When everyone is done I ask them to compare their results to the answers we got yesterday to confirm that the formula works, then ask if there are any questions. I answer any questions then tell my students that today they will have an opportunity to become proficient at using the formula they worked to derive yesterday.
You will need copies of the problem set for this section. Teamwork 15 minutes: I tell my students that they did such a great job demonstrating their mathematical abilities yesterday individually that today I'm giving the chance to demonstrate their talents as teams. I tell them they'll be working with their back partner to solve a set of real-world problems (MP1, MP2, MP4) and will get to present at least one problem to the class. (MP6) I tell them that I will randomly select teams to present, allowing each team to choose a problem to present (that has not already been selected). This does two things. It reduces the stress of presenting first by giving that team the choice of any of the problems and it keeps all teams focused on solving all the problems as well as they can since they don't know what choices will be available when they're selected to present. I distribute the problem set and ask if there are any questions. As my students are working I walk around offering encouragement and redirection or assistance as needed.

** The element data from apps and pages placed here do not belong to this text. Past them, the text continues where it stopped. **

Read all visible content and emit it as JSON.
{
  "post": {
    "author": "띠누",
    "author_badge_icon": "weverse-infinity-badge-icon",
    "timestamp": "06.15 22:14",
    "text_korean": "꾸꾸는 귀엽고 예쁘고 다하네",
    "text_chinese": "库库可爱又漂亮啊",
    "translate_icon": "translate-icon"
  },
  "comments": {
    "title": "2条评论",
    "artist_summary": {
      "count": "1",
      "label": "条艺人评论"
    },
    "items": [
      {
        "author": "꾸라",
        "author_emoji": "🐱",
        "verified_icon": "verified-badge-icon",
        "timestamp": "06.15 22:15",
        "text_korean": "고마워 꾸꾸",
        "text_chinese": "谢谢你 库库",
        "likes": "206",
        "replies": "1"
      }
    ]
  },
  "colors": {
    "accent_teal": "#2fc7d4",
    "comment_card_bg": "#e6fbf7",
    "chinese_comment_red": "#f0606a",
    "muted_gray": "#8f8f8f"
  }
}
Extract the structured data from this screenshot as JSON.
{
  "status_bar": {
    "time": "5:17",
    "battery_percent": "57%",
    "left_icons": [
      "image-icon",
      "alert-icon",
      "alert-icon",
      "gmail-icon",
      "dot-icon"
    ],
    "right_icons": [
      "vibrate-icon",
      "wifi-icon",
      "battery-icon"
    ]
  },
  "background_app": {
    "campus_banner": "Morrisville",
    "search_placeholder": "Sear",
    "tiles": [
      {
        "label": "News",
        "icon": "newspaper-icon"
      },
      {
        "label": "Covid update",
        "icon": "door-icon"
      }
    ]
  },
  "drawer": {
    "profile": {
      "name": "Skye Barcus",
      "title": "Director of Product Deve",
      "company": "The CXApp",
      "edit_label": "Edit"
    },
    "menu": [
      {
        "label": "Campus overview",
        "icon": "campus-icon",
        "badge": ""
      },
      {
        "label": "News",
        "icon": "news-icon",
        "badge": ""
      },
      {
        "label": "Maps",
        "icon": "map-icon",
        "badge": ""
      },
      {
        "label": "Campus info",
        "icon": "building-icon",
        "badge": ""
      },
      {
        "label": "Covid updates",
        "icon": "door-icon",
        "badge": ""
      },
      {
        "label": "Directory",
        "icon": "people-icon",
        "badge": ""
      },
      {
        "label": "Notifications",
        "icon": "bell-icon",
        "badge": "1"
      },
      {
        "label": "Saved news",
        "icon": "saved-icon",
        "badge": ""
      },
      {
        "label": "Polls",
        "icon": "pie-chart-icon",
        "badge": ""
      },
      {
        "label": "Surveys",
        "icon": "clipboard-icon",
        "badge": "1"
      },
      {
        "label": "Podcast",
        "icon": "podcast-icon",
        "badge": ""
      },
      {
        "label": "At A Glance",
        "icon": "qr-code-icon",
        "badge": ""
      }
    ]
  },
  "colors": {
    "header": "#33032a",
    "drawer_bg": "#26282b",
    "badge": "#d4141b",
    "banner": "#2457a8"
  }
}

Presentations 15 minutes: As my students prepare to present I remind them as a class to be courteous and appropriate in their critiquing of each other. I select the first team and allow them to present,(MP6) with questions and critiques from their classmates as they go through their solution. (MP3) When every team has presented I offer bonus points for any team that presents any of the remaining problems (if there are any) If there are no takers, I walk my students through those final problems, accepting their critiques and questions as we go.
To close out this lesson I have my students individually apply the geometric sum formula to one final problem to demonstrate their competence and understanding. (MP1, MP2) This is an informal assessment that helps me see if I'm on track, as I explain in my Working the Formula video I look for the same kinds of problems I saw earlier; inability to decode the problem, difficulty in working the formula and problems using the calculator. There may be other areas of weakness I need to address, but these are the three I've seen most often. If my instruction and assistance during the earlier part of the lesson haven't helped, then I try to arrange some one-on-one time with students as needed.